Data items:

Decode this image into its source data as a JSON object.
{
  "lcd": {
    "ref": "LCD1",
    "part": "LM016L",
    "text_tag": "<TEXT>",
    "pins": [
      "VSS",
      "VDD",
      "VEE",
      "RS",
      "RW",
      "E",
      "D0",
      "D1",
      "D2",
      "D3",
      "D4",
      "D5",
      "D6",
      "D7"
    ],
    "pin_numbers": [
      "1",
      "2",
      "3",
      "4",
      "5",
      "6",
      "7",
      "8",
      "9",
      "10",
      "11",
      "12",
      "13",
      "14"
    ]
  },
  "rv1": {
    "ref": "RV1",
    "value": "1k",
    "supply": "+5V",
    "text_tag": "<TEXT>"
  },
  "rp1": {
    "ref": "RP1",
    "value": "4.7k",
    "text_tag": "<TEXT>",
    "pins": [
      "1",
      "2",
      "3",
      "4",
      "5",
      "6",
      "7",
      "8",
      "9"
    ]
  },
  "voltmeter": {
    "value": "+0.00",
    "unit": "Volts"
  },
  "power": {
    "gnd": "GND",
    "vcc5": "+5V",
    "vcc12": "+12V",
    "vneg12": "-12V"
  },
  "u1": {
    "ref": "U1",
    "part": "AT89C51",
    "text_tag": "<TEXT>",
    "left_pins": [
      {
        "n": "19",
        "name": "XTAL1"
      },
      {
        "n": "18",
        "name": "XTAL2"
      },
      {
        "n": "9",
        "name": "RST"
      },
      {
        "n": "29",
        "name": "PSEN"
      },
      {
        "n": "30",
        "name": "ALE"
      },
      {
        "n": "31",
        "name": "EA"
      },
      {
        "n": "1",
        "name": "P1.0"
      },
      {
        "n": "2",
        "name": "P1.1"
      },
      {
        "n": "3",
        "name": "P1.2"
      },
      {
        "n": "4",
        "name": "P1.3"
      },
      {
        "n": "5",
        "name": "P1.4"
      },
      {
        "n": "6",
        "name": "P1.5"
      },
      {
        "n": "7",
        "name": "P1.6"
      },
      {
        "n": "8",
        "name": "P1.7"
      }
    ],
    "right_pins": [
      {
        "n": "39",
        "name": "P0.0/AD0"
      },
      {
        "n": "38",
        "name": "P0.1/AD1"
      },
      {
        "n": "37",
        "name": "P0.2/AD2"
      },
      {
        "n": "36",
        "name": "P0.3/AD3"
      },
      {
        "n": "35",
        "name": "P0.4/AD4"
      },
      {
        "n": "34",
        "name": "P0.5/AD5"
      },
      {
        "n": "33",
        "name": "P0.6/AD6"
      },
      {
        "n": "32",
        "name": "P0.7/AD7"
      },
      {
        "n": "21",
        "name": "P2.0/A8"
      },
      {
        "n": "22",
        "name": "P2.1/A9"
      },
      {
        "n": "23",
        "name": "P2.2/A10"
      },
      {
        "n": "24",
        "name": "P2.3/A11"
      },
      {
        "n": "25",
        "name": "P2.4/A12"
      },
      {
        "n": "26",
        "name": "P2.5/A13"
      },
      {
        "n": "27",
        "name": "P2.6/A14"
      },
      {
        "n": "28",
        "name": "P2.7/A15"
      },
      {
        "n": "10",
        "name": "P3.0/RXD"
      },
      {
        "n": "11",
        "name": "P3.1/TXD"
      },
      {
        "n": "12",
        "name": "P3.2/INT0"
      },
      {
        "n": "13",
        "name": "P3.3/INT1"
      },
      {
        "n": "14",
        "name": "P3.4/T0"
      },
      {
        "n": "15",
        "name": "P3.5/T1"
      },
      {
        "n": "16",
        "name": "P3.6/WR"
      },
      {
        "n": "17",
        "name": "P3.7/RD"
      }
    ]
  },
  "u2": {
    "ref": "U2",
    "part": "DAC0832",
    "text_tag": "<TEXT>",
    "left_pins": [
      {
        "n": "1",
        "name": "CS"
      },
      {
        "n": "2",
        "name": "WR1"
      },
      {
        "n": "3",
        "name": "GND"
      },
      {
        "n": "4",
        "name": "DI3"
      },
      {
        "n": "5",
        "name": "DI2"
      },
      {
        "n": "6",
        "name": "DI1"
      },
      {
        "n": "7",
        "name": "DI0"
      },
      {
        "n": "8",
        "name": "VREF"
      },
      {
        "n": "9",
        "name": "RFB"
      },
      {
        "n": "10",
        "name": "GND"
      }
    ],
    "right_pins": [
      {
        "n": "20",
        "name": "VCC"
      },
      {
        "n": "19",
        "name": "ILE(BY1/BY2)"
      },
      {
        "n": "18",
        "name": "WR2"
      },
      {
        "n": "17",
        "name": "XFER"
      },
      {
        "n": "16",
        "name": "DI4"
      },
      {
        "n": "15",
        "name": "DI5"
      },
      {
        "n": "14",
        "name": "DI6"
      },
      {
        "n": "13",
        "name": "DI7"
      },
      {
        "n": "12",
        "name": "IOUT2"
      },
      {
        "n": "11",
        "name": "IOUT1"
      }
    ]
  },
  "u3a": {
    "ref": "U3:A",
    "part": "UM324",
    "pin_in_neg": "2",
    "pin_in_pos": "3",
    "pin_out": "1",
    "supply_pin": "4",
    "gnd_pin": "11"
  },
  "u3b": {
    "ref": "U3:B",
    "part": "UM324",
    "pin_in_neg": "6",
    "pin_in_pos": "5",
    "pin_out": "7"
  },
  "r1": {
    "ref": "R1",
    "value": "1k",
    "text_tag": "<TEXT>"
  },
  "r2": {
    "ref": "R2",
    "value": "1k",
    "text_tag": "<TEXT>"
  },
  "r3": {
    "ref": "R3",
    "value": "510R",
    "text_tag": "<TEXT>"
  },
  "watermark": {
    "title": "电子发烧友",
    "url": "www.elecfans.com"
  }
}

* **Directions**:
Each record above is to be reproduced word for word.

* **Task solution**:
Decode this image into its source data as a JSON object.
{
  "lcd": {
    "ref": "LCD1",
    "part": "LM016L",
    "text_tag": "<TEXT>",
    "pins": [
      "VSS",
      "VDD",
      "VEE",
      "RS",
      "RW",
      "E",
      "D0",
      "D1",
      "D2",
      "D3",
      "D4",
      "D5",
      "D6",
      "D7"
    ],
    "pin_numbers": [
      "1",
      "2",
      "3",
      "4",
      "5",
      "6",
      "7",
      "8",
      "9",
      "10",
      "11",
      "12",
      "13",
      "14"
    ]
  },
  "rv1": {
    "ref": "RV1",
    "value": "1k",
    "supply": "+5V",
    "text_tag": "<TEXT>"
  },
  "rp1": {
    "ref": "RP1",
    "value": "4.7k",
    "text_tag": "<TEXT>",
    "pins": [
      "1",
      "2",
      "3",
      "4",
      "5",
      "6",
      "7",
      "8",
      "9"
    ]
  },
  "voltmeter": {
    "value": "+0.00",
    "unit": "Volts"
  },
  "power": {
    "gnd": "GND",
    "vcc5": "+5V",
    "vcc12": "+12V",
    "vneg12": "-12V"
  },
  "u1": {
    "ref": "U1",
    "part": "AT89C51",
    "text_tag": "<TEXT>",
    "left_pins": [
      {
        "n": "19",
        "name": "XTAL1"
      },
      {
        "n": "18",
        "name": "XTAL2"
      },
      {
        "n": "9",
        "name": "RST"
      },
      {
        "n": "29",
        "name": "PSEN"
      },
      {
        "n": "30",
        "name": "ALE"
      },
      {
        "n": "31",
        "name": "EA"
      },
      {
        "n": "1",
        "name": "P1.0"
      },
      {
        "n": "2",
        "name": "P1.1"
      },
      {
        "n": "3",
        "name": "P1.2"
      },
      {
        "n": "4",
        "name": "P1.3"
      },
      {
        "n": "5",
        "name": "P1.4"
      },
      {
        "n": "6",
        "name": "P1.5"
      },
      {
        "n": "7",
        "name": "P1.6"
      },
      {
        "n": "8",
        "name": "P1.7"
      }
    ],
    "right_pins": [
      {
        "n": "39",
        "name": "P0.0/AD0"
      },
      {
        "n": "38",
        "name": "P0.1/AD1"
      },
      {
        "n": "37",
        "name": "P0.2/AD2"
      },
      {
        "n": "36",
        "name": "P0.3/AD3"
      },
      {
        "n": "35",
        "name": "P0.4/AD4"
      },
      {
        "n": "34",
        "name": "P0.5/AD5"
      },
      {
        "n": "33",
        "name": "P0.6/AD6"
      },
      {
        "n": "32",
        "name": "P0.7/AD7"
      },
      {
        "n": "21",
        "name": "P2.0/A8"
      },
      {
        "n": "22",
        "name": "P2.1/A9"
      },
      {
        "n": "23",
        "name": "P2.2/A10"
      },
      {
        "n": "24",
        "name": "P2.3/A11"
      },
      {
        "n": "25",
        "name": "P2.4/A12"
      },
      {
        "n": "26",
        "name": "P2.5/A13"
      },
      {
        "n": "27",
        "name": "P2.6/A14"
      },
      {
        "n": "28",
        "name": "P2.7/A15"
      },
      {
        "n": "10",
        "name": "P3.0/RXD"
      },
      {
        "n": "11",
        "name": "P3.1/TXD"
      },
      {
        "n": "12",
        "name": "P3.2/INT0"
      },
      {
        "n": "13",
        "name": "P3.3/INT1"
      },
      {
        "n": "14",
        "name": "P3.4/T0"
      },
      {
        "n": "15",
        "name": "P3.5/T1"
      },
      {
        "n": "16",
        "name": "P3.6/WR"
      },
      {
        "n": "17",
        "name": "P3.7/RD"
      }
    ]
  },
  "u2": {
    "ref": "U2",
    "part": "DAC0832",
    "text_tag": "<TEXT>",
    "left_pins": [
      {
        "n": "1",
        "name": "CS"
      },
      {
        "n": "2",
        "name": "WR1"
      },
      {
        "n": "3",
        "name": "GND"
      },
      {
        "n": "4",
        "name": "DI3"
      },
      {
        "n": "5",
        "name": "DI2"
      },
      {
        "n": "6",
        "name": "DI1"
      },
      {
        "n": "7",
        "name": "DI0"
      },
      {
        "n": "8",
        "name": "VREF"
      },
      {
        "n": "9",
        "name": "RFB"
      },
      {
        "n": "10",
        "name": "GND"
      }
    ],
    "right_pins": [
      {
        "n": "20",
        "name": "VCC"
      },
      {
        "n": "19",
        "name": "ILE(BY1/BY2)"
      },
      {
        "n": "18",
        "name": "WR2"
      },
      {
        "n": "17",
        "name": "XFER"
      },
      {
        "n": "16",
        "name": "DI4"
      },
      {
        "n": "15",
        "name": "DI5"
      },
      {
        "n": "14",
        "name": "DI6"
      },
      {
        "n": "13",
        "name": "DI7"
      },
      {
        "n": "12",
        "name": "IOUT2"
      },
      {
        "n": "11",
        "name": "IOUT1"
      }
    ]
  },
  "u3a": {
    "ref": "U3:A",
    "part": "UM324",
    "pin_in_neg": "2",
    "pin_in_pos": "3",
    "pin_out": "1",
    "supply_pin": "4",
    "gnd_pin": "11"
  },
  "u3b": {
    "ref": "U3:B",
    "part": "UM324",
    "pin_in_neg": "6",
    "pin_in_pos": "5",
    "pin_out": "7"
  },
  "r1": {
    "ref": "R1",
    "value": "1k",
    "text_tag": "<TEXT>"
  },
  "r2": {
    "ref": "R2",
    "value": "1k",
    "text_tag": "<TEXT>"
  },
  "r3": {
    "ref": "R3",
    "value": "510R",
    "text_tag": "<TEXT>"
  },
  "watermark": {
    "title": "电子发烧友",
    "url": "www.elecfans.com"
  }
}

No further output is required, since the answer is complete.